When I graduated college in the spring of 2009, I was confident I would get a job quickly; probably not my dream job, but at least a job. I was prepared to work nights and weekends, make coffee runs and answer phones all while barely making enough money to pay the rent. I had prepared myself in college for the job search. I was definitely a go-getter. At my first magazine club meeting, I went up to the president, introduced myself, and said, “You’re going to be seeing a lot of me around here.” I got great internships, took great classes and won awards. I was ready.
But here I am, more than a year later, living at my parents’ house and still haven’t even been asked for an interview. The only feedback I’ve been able to get from employers? “Just be patient. It’s a tough economy.” Well, I’m tired of being patient. I’m ready to recreate that go-getter attitude from college.
Since I haven’t been able to find a job near where I live, I decided it is time to move where there are more job opportunities: New York City. I’ve always dreamt of moving to the Big Apple, but financially, it has never been a real possibility. My senior year, Jane Chesnutt, then Editor-In-Chief of Woman’s Day magazine, spoke for a small group of students. She told us, “I would never look at a resume if I knew they didn’t live in New York City.” Her words were always in the back of my head.
My family thinks I’m crazy. After all, they see how many bills come in the mail. My magazine faculty advisor also warned me against moving, recounting stories of past students not making it and not being happy. But, I’m convinced if I don’t move, I won’t get a job.
After doing some online research, including the advice page of ed2010.com, a professional magazine group headquartered in the city, many success stories include something to the effect of, “I decided it was time to just pack up my bags and go…”
I also talked with Marie Claire’s Editorial Assistant Anna Maltby. She was fortunate to find a job immediately after graduation at a magazine where she previously interned. “It would be great if you could just snag a job from afar based on your achievements, but the reality is that if a magazine can’t call you and ask you to come in for an interview later that day, they’re just going to go with the next person on the list who can,” she told me.
I got similar feedback from a deputy art director at a national men’s magazine. Like me, she didn’t want to move without a job, so she got a job at a smaller city magazine, and when she (and her portfolio) was ready, she started setting up informal interviews. I am not opposed to that route, but I haven’t had any luck on the local level. I’m trying to increase my odds, but does that justify going broke?
My conclusion, whatever my decision, I need to commit 100 percent to finding a job.
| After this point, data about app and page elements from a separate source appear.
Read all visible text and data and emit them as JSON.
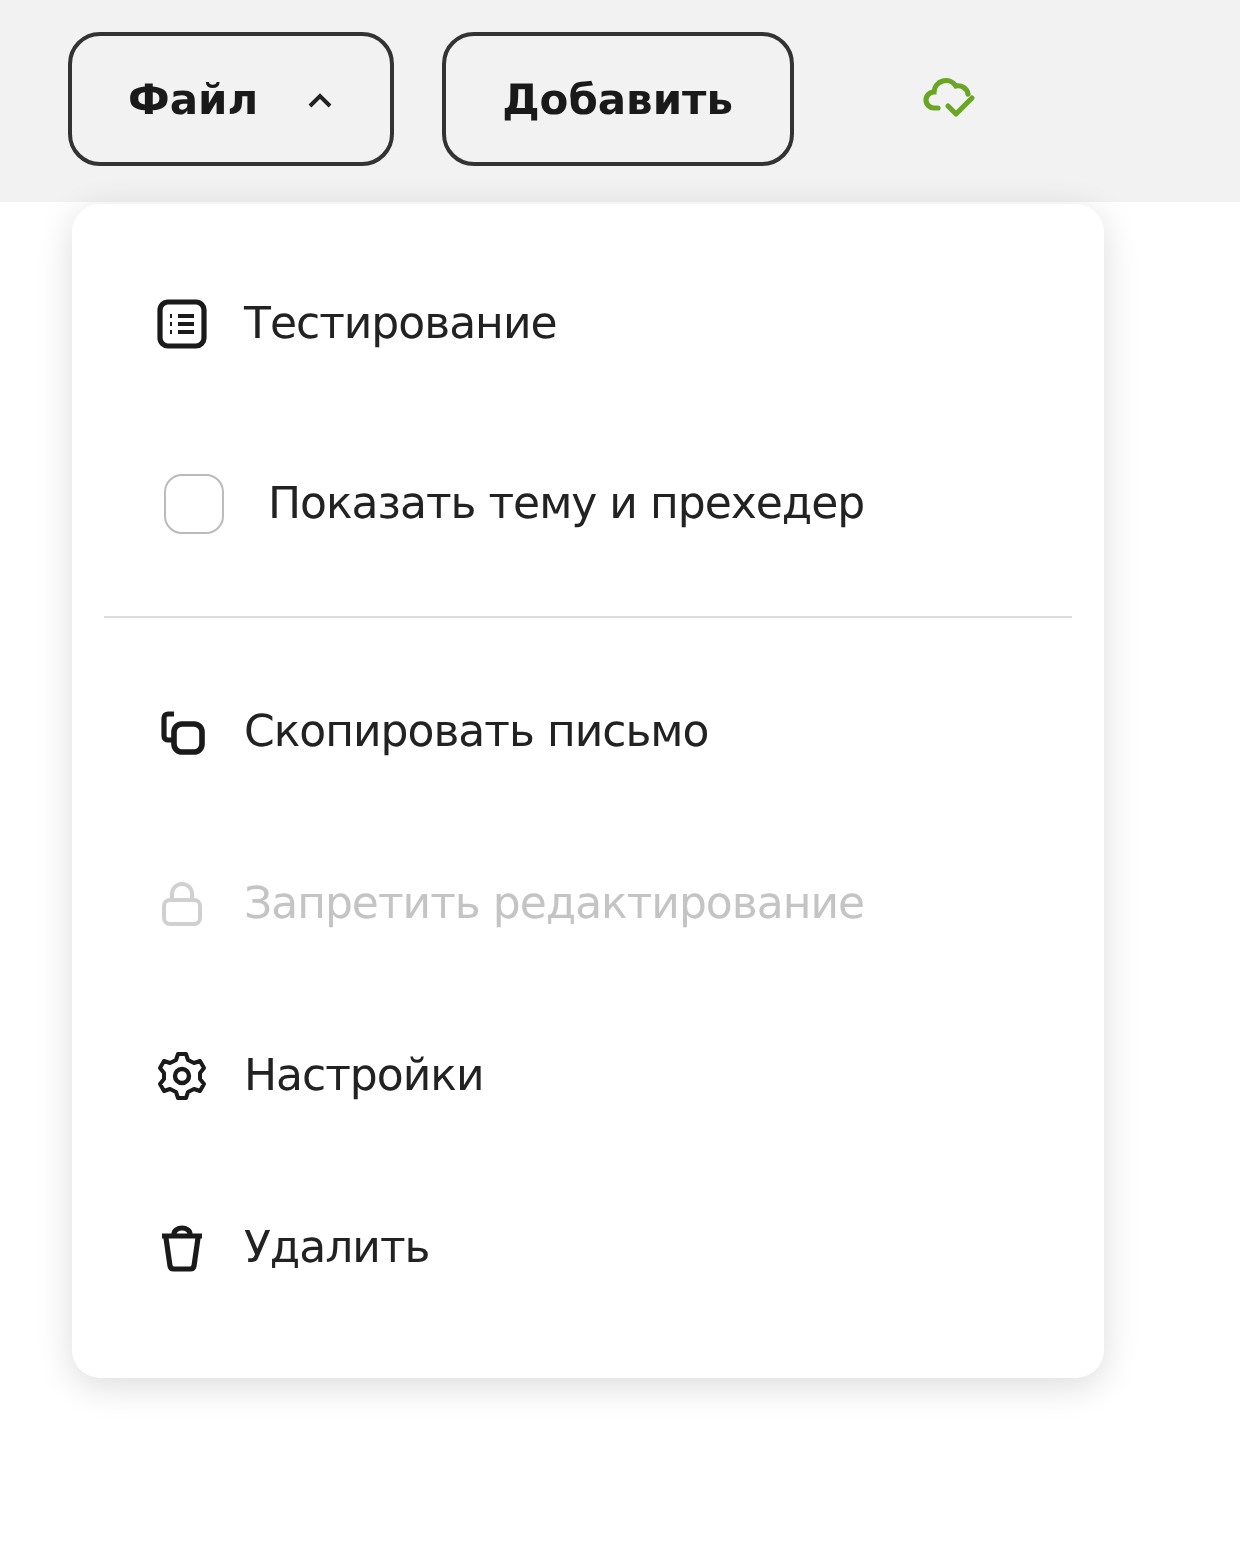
{
  "toolbar": {
    "file_button": {
      "label": "Файл",
      "expanded": true
    },
    "add_button": {
      "label": "Добавить"
    }
  },
  "menu": {
    "items": [
      {
        "kind": "action",
        "label": "Тестирование",
        "disabled": false
      },
      {
        "kind": "checkbox",
        "label": "Показать тему и прехедер",
        "checked": false,
        "disabled": false
      },
      {
        "kind": "divider"
      },
      {
        "kind": "action",
        "label": "Скопировать письмо",
        "disabled": false
      },
      {
        "kind": "action",
        "label": "Запретить редактирование",
        "disabled": true
      },
      {
        "kind": "action",
        "label": "Настройки",
        "disabled": false
      },
      {
        "kind": "action",
        "label": "Удалить",
        "disabled": false
      }
    ]
  }
}
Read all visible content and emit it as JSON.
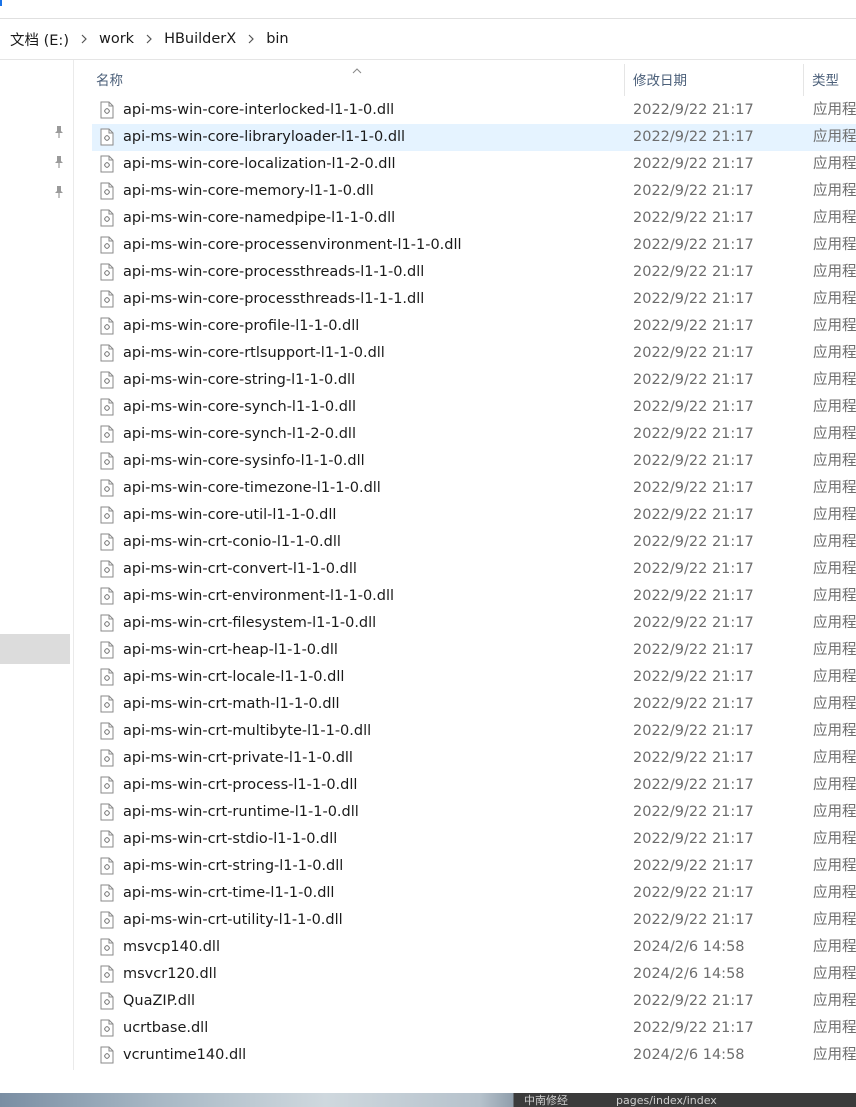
{
  "breadcrumb": [
    {
      "label": "文档 (E:)"
    },
    {
      "label": "work"
    },
    {
      "label": "HBuilderX"
    },
    {
      "label": "bin"
    }
  ],
  "columns": {
    "name": "名称",
    "date": "修改日期",
    "type": "类型"
  },
  "selected_index": 1,
  "files": [
    {
      "name": "api-ms-win-core-interlocked-l1-1-0.dll",
      "date": "2022/9/22 21:17",
      "type": "应用程"
    },
    {
      "name": "api-ms-win-core-libraryloader-l1-1-0.dll",
      "date": "2022/9/22 21:17",
      "type": "应用程"
    },
    {
      "name": "api-ms-win-core-localization-l1-2-0.dll",
      "date": "2022/9/22 21:17",
      "type": "应用程"
    },
    {
      "name": "api-ms-win-core-memory-l1-1-0.dll",
      "date": "2022/9/22 21:17",
      "type": "应用程"
    },
    {
      "name": "api-ms-win-core-namedpipe-l1-1-0.dll",
      "date": "2022/9/22 21:17",
      "type": "应用程"
    },
    {
      "name": "api-ms-win-core-processenvironment-l1-1-0.dll",
      "date": "2022/9/22 21:17",
      "type": "应用程"
    },
    {
      "name": "api-ms-win-core-processthreads-l1-1-0.dll",
      "date": "2022/9/22 21:17",
      "type": "应用程"
    },
    {
      "name": "api-ms-win-core-processthreads-l1-1-1.dll",
      "date": "2022/9/22 21:17",
      "type": "应用程"
    },
    {
      "name": "api-ms-win-core-profile-l1-1-0.dll",
      "date": "2022/9/22 21:17",
      "type": "应用程"
    },
    {
      "name": "api-ms-win-core-rtlsupport-l1-1-0.dll",
      "date": "2022/9/22 21:17",
      "type": "应用程"
    },
    {
      "name": "api-ms-win-core-string-l1-1-0.dll",
      "date": "2022/9/22 21:17",
      "type": "应用程"
    },
    {
      "name": "api-ms-win-core-synch-l1-1-0.dll",
      "date": "2022/9/22 21:17",
      "type": "应用程"
    },
    {
      "name": "api-ms-win-core-synch-l1-2-0.dll",
      "date": "2022/9/22 21:17",
      "type": "应用程"
    },
    {
      "name": "api-ms-win-core-sysinfo-l1-1-0.dll",
      "date": "2022/9/22 21:17",
      "type": "应用程"
    },
    {
      "name": "api-ms-win-core-timezone-l1-1-0.dll",
      "date": "2022/9/22 21:17",
      "type": "应用程"
    },
    {
      "name": "api-ms-win-core-util-l1-1-0.dll",
      "date": "2022/9/22 21:17",
      "type": "应用程"
    },
    {
      "name": "api-ms-win-crt-conio-l1-1-0.dll",
      "date": "2022/9/22 21:17",
      "type": "应用程"
    },
    {
      "name": "api-ms-win-crt-convert-l1-1-0.dll",
      "date": "2022/9/22 21:17",
      "type": "应用程"
    },
    {
      "name": "api-ms-win-crt-environment-l1-1-0.dll",
      "date": "2022/9/22 21:17",
      "type": "应用程"
    },
    {
      "name": "api-ms-win-crt-filesystem-l1-1-0.dll",
      "date": "2022/9/22 21:17",
      "type": "应用程"
    },
    {
      "name": "api-ms-win-crt-heap-l1-1-0.dll",
      "date": "2022/9/22 21:17",
      "type": "应用程"
    },
    {
      "name": "api-ms-win-crt-locale-l1-1-0.dll",
      "date": "2022/9/22 21:17",
      "type": "应用程"
    },
    {
      "name": "api-ms-win-crt-math-l1-1-0.dll",
      "date": "2022/9/22 21:17",
      "type": "应用程"
    },
    {
      "name": "api-ms-win-crt-multibyte-l1-1-0.dll",
      "date": "2022/9/22 21:17",
      "type": "应用程"
    },
    {
      "name": "api-ms-win-crt-private-l1-1-0.dll",
      "date": "2022/9/22 21:17",
      "type": "应用程"
    },
    {
      "name": "api-ms-win-crt-process-l1-1-0.dll",
      "date": "2022/9/22 21:17",
      "type": "应用程"
    },
    {
      "name": "api-ms-win-crt-runtime-l1-1-0.dll",
      "date": "2022/9/22 21:17",
      "type": "应用程"
    },
    {
      "name": "api-ms-win-crt-stdio-l1-1-0.dll",
      "date": "2022/9/22 21:17",
      "type": "应用程"
    },
    {
      "name": "api-ms-win-crt-string-l1-1-0.dll",
      "date": "2022/9/22 21:17",
      "type": "应用程"
    },
    {
      "name": "api-ms-win-crt-time-l1-1-0.dll",
      "date": "2022/9/22 21:17",
      "type": "应用程"
    },
    {
      "name": "api-ms-win-crt-utility-l1-1-0.dll",
      "date": "2022/9/22 21:17",
      "type": "应用程"
    },
    {
      "name": "msvcp140.dll",
      "date": "2024/2/6 14:58",
      "type": "应用程"
    },
    {
      "name": "msvcr120.dll",
      "date": "2024/2/6 14:58",
      "type": "应用程"
    },
    {
      "name": "QuaZIP.dll",
      "date": "2022/9/22 21:17",
      "type": "应用程"
    },
    {
      "name": "ucrtbase.dll",
      "date": "2022/9/22 21:17",
      "type": "应用程"
    },
    {
      "name": "vcruntime140.dll",
      "date": "2024/2/6 14:58",
      "type": "应用程"
    }
  ],
  "taskbar": {
    "left_fragment": "中南修经",
    "right_fragment": "pages/index/index"
  },
  "icons": {
    "breadcrumb_separator": "chevron-right-icon",
    "pin": "pin-icon",
    "sort": "sort-ascending-icon",
    "file": "dll-file-icon"
  },
  "colors": {
    "selection": "#e5f3ff",
    "header_text": "#4c607a",
    "secondary_text": "#6d6d6d"
  }
}
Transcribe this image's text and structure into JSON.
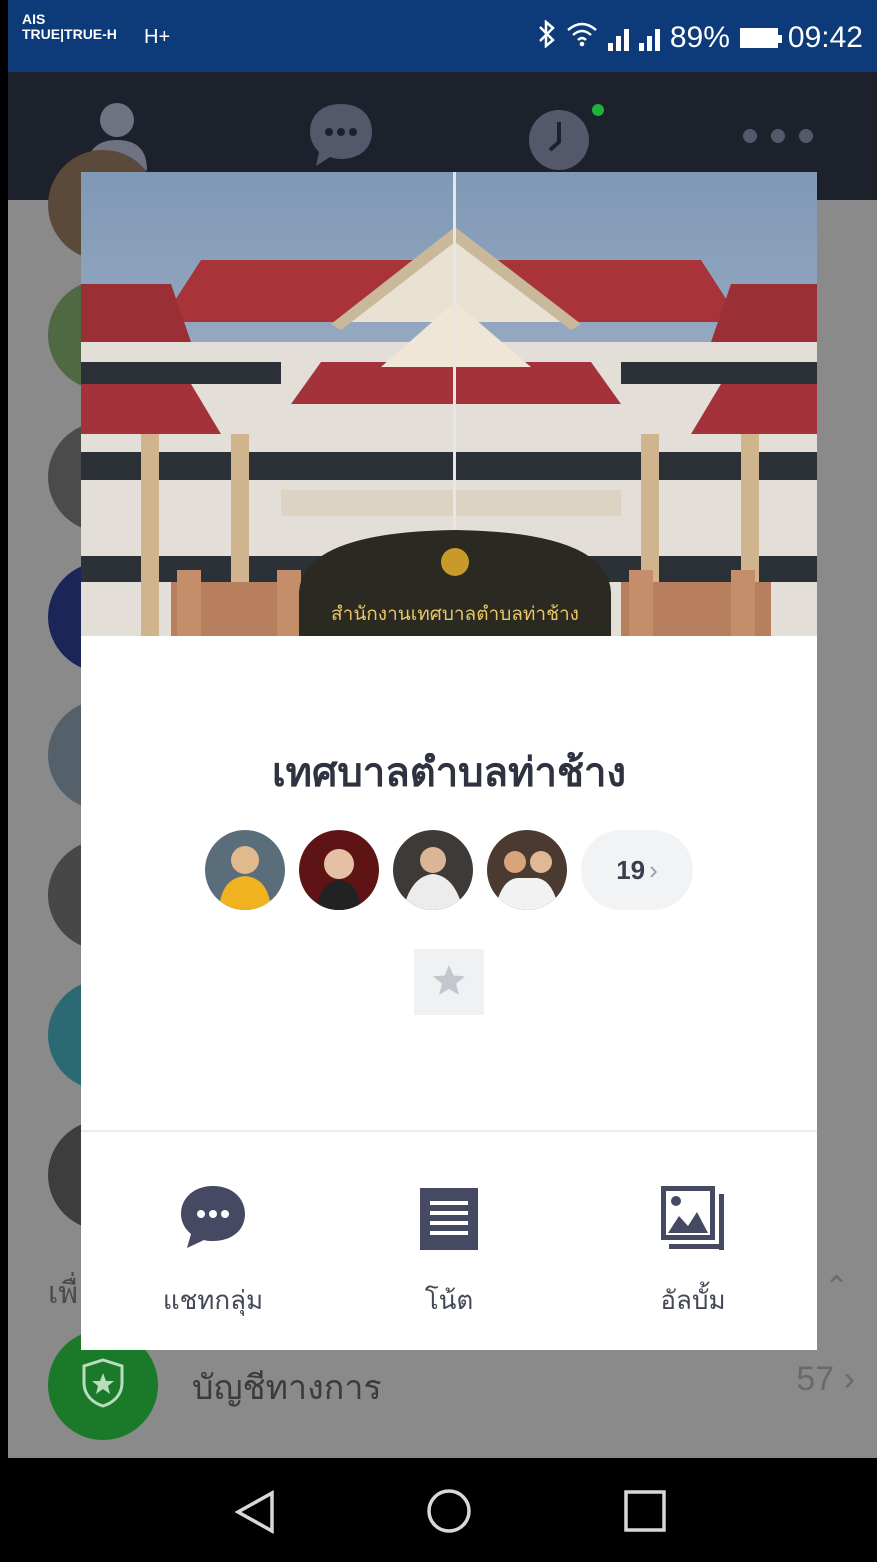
{
  "status_bar": {
    "carrier_line1": "AIS",
    "carrier_line2": "TRUE|TRUE-H",
    "network": "H+",
    "battery": "89%",
    "time": "09:42"
  },
  "top_nav": {
    "items": [
      {
        "icon": "person-icon"
      },
      {
        "icon": "chat-bubble-icon"
      },
      {
        "icon": "timeline-clock-icon"
      },
      {
        "icon": "more-dots-icon"
      }
    ]
  },
  "background_list": {
    "section_label": "เพื่",
    "official_label": "บัญชีทางการ",
    "official_count": "57",
    "official_chevron": "›"
  },
  "modal": {
    "cover_sign_text": "สำนักงานเทศบาลตำบลท่าช้าง",
    "group_name": "เทศบาลตำบลท่าช้าง",
    "member_count": "19",
    "member_count_chevron": "›",
    "actions": [
      {
        "label": "แชทกลุ่ม",
        "icon": "group-chat-icon"
      },
      {
        "label": "โน้ต",
        "icon": "note-icon"
      },
      {
        "label": "อัลบั้ม",
        "icon": "album-icon"
      }
    ]
  },
  "colors": {
    "status_bar": "#0d3a78",
    "app_nav": "#1d212b",
    "icon_dark": "#454a62",
    "official_green": "#1a7a2a"
  }
}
No more will I be submitting an online application and wait for three days for no answer. My time will now consists of networking, informational interviews, networking, revamping my website and portfolio, and did I mention networking? I can’t put it off any more. It is time to move out of my parent’s house!
Samantha Hyde graduated from the University of Texas in 2009. During her time spent in Austin, she interned and contributed to Austin Monthly, Texas Parks & Wildlife and Texas Highways magazine. She served as president of the magazine club and editor-in-chief of a college magazine, burntORANGE. Her issue, “How to be a Longhorn,” won second place in general excellence at the 2009 AEJMC awards.